The lines to find are those in the entries that hold the word "respuestas"; copy every one of them.

Data records for software interfaces
::::::::::

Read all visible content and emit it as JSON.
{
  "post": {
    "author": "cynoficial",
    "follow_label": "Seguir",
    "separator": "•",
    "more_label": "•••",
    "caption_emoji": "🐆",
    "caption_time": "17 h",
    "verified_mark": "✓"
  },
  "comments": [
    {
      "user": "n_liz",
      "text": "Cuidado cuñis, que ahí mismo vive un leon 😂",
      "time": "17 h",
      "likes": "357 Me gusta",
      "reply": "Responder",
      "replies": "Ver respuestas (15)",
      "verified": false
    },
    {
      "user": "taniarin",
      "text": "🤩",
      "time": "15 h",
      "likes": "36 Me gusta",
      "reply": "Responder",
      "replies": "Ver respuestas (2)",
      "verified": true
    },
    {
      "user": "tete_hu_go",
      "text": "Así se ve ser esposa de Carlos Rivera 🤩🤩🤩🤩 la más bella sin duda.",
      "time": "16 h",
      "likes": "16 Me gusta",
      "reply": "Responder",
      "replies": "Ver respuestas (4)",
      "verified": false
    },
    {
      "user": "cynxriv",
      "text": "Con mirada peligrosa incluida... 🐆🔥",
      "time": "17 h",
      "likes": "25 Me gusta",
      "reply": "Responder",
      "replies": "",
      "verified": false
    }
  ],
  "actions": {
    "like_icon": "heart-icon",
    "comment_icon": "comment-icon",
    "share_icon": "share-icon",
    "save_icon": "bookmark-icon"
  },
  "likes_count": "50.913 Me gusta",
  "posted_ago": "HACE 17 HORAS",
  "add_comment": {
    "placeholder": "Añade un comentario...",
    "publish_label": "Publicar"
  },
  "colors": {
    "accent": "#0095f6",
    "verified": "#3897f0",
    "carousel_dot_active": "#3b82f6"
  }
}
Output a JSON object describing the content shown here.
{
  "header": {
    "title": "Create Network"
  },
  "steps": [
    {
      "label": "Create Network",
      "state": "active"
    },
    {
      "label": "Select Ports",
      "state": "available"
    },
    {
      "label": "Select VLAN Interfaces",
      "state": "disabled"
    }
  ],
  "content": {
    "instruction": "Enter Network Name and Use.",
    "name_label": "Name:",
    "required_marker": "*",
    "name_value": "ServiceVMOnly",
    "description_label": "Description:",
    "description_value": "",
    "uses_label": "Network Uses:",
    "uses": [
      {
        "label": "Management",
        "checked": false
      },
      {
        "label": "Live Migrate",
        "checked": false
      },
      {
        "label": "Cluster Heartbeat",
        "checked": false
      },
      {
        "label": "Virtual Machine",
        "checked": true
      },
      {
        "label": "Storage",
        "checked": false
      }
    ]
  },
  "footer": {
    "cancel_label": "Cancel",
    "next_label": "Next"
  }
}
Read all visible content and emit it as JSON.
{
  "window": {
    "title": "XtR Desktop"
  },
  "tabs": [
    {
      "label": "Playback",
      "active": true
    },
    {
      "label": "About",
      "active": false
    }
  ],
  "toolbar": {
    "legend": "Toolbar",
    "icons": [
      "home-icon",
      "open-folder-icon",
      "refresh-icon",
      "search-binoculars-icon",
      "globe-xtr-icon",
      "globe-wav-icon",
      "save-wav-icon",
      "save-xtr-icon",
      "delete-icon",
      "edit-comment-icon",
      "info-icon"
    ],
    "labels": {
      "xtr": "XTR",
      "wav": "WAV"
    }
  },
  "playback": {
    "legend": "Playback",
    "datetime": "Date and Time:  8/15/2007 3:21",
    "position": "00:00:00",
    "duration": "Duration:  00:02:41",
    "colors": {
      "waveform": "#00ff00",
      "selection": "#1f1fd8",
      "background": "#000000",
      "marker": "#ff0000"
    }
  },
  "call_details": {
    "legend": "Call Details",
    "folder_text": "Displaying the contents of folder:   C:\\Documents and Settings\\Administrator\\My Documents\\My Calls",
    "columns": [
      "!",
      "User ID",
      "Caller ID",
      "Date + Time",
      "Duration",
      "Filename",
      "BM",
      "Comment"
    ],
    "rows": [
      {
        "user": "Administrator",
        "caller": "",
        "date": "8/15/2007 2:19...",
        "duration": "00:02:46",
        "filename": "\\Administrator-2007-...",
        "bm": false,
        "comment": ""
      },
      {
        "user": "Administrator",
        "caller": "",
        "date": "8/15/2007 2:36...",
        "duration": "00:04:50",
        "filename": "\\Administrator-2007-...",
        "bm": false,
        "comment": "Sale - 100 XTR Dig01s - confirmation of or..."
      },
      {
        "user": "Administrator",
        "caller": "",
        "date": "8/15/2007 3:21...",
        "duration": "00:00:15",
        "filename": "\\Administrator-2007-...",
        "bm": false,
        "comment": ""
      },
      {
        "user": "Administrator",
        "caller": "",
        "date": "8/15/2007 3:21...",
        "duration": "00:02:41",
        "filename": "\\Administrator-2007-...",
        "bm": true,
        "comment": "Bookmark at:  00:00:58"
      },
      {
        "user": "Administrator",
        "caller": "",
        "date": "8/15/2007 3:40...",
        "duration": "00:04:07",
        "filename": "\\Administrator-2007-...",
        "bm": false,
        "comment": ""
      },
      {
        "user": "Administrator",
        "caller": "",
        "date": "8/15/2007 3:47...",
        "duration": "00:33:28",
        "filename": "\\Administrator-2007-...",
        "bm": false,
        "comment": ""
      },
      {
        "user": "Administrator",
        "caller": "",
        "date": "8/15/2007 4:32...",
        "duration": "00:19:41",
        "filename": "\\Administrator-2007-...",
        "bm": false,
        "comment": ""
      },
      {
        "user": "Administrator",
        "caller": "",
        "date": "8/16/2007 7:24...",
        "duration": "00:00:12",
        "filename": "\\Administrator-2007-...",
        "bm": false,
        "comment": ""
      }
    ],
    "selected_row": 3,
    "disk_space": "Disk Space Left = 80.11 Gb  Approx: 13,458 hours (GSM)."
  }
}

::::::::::

→ Written reply
      "replies": "Ver respuestas (15)",
      "replies": "Ver respuestas (2)",
      "replies": "Ver respuestas (4)",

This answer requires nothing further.